By Kathleen Berger, Executive Producer for Science and Technology
An AgTech company from Utah has a unique approach for providing solutions to a global food crisis. Renaissance Ag created an AgriFood innovation designed to help farmers and ranchers. The system is called PastureBox.
“An autonomous system that produces fresh grass, fresh water, fresh barley, wheat, alfalfa every single day.
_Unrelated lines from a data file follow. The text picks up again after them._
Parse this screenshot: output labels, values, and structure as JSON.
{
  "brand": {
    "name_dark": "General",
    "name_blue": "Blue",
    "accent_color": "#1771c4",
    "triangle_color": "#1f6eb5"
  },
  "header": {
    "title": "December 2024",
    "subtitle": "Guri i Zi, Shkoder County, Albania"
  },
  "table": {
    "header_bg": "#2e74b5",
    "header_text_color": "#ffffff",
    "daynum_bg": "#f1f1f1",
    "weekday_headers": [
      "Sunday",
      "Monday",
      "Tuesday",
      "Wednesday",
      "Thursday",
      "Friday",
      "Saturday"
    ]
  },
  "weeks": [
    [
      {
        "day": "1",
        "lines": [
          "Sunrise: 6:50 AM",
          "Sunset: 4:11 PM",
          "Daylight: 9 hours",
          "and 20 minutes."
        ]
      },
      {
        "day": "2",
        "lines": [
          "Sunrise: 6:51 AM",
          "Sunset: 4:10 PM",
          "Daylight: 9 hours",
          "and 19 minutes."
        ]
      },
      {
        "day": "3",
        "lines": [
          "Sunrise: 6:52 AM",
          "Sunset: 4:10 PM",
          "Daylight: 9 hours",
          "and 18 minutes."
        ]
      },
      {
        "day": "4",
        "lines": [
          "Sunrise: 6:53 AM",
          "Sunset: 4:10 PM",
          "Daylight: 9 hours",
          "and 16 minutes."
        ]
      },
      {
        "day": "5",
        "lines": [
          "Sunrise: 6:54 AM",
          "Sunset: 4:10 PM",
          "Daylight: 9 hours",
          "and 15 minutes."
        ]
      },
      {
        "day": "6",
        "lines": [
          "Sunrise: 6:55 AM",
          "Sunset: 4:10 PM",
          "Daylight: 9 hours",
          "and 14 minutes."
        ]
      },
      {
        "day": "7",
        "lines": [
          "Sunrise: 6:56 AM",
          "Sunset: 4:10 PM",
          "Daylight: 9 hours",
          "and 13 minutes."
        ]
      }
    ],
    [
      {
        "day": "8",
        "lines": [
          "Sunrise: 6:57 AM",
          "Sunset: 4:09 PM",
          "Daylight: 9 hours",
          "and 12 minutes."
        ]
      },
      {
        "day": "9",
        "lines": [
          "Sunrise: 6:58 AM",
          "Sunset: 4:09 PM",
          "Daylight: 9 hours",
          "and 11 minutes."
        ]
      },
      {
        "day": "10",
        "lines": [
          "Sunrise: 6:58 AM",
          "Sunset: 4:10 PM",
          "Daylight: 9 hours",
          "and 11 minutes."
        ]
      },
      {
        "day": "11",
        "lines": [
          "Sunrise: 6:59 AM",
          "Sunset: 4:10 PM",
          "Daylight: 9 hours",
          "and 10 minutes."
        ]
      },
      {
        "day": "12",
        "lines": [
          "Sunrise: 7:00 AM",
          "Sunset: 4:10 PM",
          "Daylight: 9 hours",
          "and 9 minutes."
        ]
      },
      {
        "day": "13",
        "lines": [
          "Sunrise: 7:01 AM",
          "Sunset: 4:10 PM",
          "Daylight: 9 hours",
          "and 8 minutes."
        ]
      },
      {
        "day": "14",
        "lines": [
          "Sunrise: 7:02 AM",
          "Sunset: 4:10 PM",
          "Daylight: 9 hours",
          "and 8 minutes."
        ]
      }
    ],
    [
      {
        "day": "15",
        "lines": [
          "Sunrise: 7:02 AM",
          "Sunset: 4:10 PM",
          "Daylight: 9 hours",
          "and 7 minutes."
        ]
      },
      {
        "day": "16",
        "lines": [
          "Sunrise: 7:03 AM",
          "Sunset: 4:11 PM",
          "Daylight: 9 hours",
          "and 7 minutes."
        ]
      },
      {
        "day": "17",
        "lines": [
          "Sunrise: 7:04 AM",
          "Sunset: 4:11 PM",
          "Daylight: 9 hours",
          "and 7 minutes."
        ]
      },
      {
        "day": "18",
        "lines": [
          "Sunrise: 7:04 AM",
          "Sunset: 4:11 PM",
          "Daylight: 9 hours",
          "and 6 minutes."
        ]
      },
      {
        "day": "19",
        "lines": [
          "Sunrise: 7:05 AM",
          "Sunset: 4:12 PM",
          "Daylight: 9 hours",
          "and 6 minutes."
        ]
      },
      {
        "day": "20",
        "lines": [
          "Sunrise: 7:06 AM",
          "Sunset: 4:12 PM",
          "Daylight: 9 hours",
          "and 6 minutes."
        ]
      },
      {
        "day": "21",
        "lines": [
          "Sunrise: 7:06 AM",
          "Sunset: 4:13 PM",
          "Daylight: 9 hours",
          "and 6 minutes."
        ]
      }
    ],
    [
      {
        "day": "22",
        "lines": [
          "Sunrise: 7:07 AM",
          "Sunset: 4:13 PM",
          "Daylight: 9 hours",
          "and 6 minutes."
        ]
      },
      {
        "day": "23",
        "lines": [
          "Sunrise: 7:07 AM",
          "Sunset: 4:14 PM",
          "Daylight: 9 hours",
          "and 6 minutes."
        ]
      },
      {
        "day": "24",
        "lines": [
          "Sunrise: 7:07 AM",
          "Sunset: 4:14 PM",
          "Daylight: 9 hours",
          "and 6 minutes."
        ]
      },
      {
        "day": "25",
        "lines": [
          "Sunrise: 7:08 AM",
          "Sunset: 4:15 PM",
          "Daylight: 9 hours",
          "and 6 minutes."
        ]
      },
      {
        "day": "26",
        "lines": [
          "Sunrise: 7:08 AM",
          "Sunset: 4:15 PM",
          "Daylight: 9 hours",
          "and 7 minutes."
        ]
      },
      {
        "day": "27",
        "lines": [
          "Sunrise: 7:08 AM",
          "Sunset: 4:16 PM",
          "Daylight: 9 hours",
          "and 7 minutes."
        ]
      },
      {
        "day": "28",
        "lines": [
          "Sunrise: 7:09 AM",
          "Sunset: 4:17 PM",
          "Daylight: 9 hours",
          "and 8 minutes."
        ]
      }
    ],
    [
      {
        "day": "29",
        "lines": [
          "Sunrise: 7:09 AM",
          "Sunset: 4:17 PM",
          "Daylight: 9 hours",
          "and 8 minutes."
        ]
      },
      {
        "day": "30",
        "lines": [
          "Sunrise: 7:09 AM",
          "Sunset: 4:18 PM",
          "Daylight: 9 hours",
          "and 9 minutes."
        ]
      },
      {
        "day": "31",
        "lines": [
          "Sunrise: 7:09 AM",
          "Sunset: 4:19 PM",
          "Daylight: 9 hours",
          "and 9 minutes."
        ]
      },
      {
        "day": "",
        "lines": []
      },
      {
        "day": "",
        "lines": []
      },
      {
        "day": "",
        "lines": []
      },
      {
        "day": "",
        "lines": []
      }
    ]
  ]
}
It seeds, it harvests, it produces,” said Jamie Tyrell, International Market Partnerships at Renaissance Ag. “All the lights come on, it waters, and every single day you get fresh feed from the system.”
It’s a self-contained, fully-automated hydroponic system using only water, electricity and seeds.
“Essentially it’s a 45 foot high, cube shipping container,” said Tyrell. “There’s lights in there, there’s racks in there, there’s a full automation system. It’s hydroponic, so it’s using water to grow things.”
The system can produce up to 3,000 pounds of premium fresh-sprouted livestock feed every day.
“It enables producers to have a steady state of feed all year round and it is not subject to things like weather,” explained Tyrell.
The precision agriculture provides solutions in support of global food security. Renaissance Ag pitched its product onstage at the Trilateral AgriFood Innovation Symposium in St. Louis at the Donald Danforth Plant Science Center. At the symposium, global innovation leaders from Israel, United Arab Emirates and St. Louis discussed solutions for food security and climate-smart agriculture.
BioSTL hosted the event, as St. Louis is a hub for plant science innovation. BioSTL invited Renaissance Ag to give a presentation.
“We’ve invited a set of innovators, entrepreneurs, startups putting forth brilliant, cutting-edge ideas that we can use here in Missouri, that we hope our counterparts in United Arab Emirates and Israel can also use, and bring to others in the world as well,” said Donn Rubin, BioSTL Founding President & CEO.
Renaissance Ag believes PastureBox could strengthen global food systems by providing solutions with benefits, allowing farmers to maximize use of their land while reducing costs.
“If I can ask a producer for how much time they spend feeding their animals every day? It’s pretty much all day. They’re always doing something in order to get that feed to that animal, whether it’s moving hay, whether it’s moving bedding. So, if I can tell the farmer, you can produce this on site, on the farm, and actually reduce your inputs in the field – what can you do with that time that you’re going to gain?” explained Tyrell. “It actually enables a producer to engage in other challenges on their farms.”